A couple of weeks back I watched a documentary on Tony Harrison whose work, if you don’t know, you might want to check out. I remember seeing V when it was first broadcast. You can find the first part on YouTube here. I have a few poems where I’ve used two voices but never three and certainly nothing as ambitious as you or he; when I go long I end up writing prose. Politics is a tricky subject at the best of times and there’s a danger you can come across as preachy. (If you saw this week’s Doctor Who episode you’ll know exactly what I mean.) No one likes to be told what to think. What they do appreciate is having how they think clarified. So I’m glad you’re going down the understated route and I look forward to reading/hearing this down the line.

Me, I’m ten months and ten drafts into the next novel. At the moment I’m sitting at 1424 footnotes because by the time it’s published I’ll have completely forgotten what the hell all the subtext is about.

A Cuban In London said...

Great project. I love autumn, especially in Scotland, even if I was only there for a few days in September 2001. :-)

Greetings from London.

sackerson said...

It sounds an interesting project and daunting.
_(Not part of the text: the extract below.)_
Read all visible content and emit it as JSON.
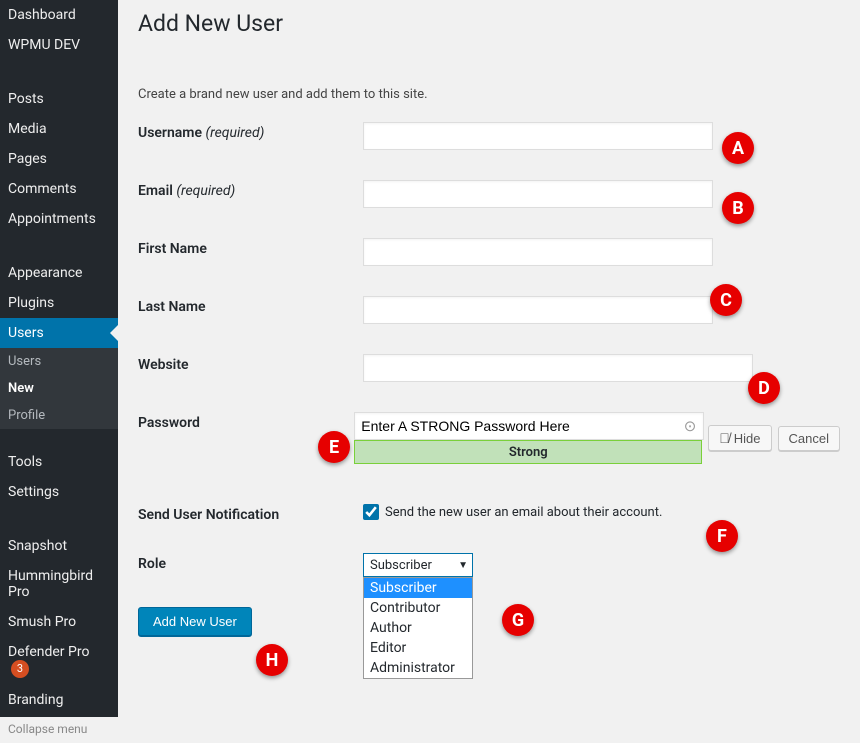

I found myself thinking recently about how one deals with nuclear war in art as a result of starting to read JG Ballard's The Atrocity Exhibition.

Did you see the American news story of the weird light in the sky that turned out to be an unarmed Trident? Chilling to see even an unarmed one in action.


http://www.inquisitr.com/2550057/light-in-sky-missile-navy/



Marion McCready said...

Hi Jim, I've not really read Tony Harrison, I'll check out the documentary, thanks. All the voices really became multiple versions of the lyrical 'I' so I'm not so sure how how successful it is! The poem is definitely understated which is how I prefer to write about political subjects. Good to hear your getting through your next book - you'll have a shelf-load before long! Would you consider publishing it through a publisher? - I think Vagabond Voices would like your work.

Marion McCready said...

Thanks Cuban, we had a wonderful summery autumn this year!

Marion McCready said...

Hi Sackerson, I've never read Ballard, I'll look out that novel, thanks. I did see that news story, sadly Trident subs are a common sight for me - it's amazing how it just becomes a norm until you actively start thinking in real terms of the destructive capability of these things, terrifying.

Jim Murdoch said...

I’ve had a look at Vagabond Voices site and they might be worth trying, Marion. I’ve mixed thoughts on the subject. The new book is good and quite possibly the best thing I’ll ever write but it’s also the least commercial. A guy sits on a bench in a park for thirty years and talks about why he can’t write. There’s more to it than that—the guy is not who we (or he) thinks he is—but every time I think about writing a synopsis I always seem to dwell on the negative. It’s because plot isn’t a big thing in my books. I give my characters things to do but mostly their just excuses to let them stretch their legs and I’m starting to see that for what it is. The last novel takes place entirely inside a guy’s head. It’s just a conversation between him and the protagonist in the story he’s trying to write.

I don’t write for other people but that doesn’t mean I don’t like to be read. Self-publishing sounded like a viable alternative eight years ago but publishing has changed a lot in that time. I’ve changed too and my main concern when it comes to traditional publishing is that it’s a job; they’d expect me to pull my weight to go to book signings and stuff and basically the only time I leave the house nowadays is to pick up my blood pressure pills because the chemist doesn’t deliver.

It’s something to think about. I’ve kept a note of a literary agent who seems to have a soft spot for older writers too but at the moment my main concern is getting the damn book finished. We’re nearly there. And then maybe I’ll find my way back to the poetry. Any even vaguely poetic idea I’ve had recently has ended up being grafted into the novel; that’s the way it goes with me.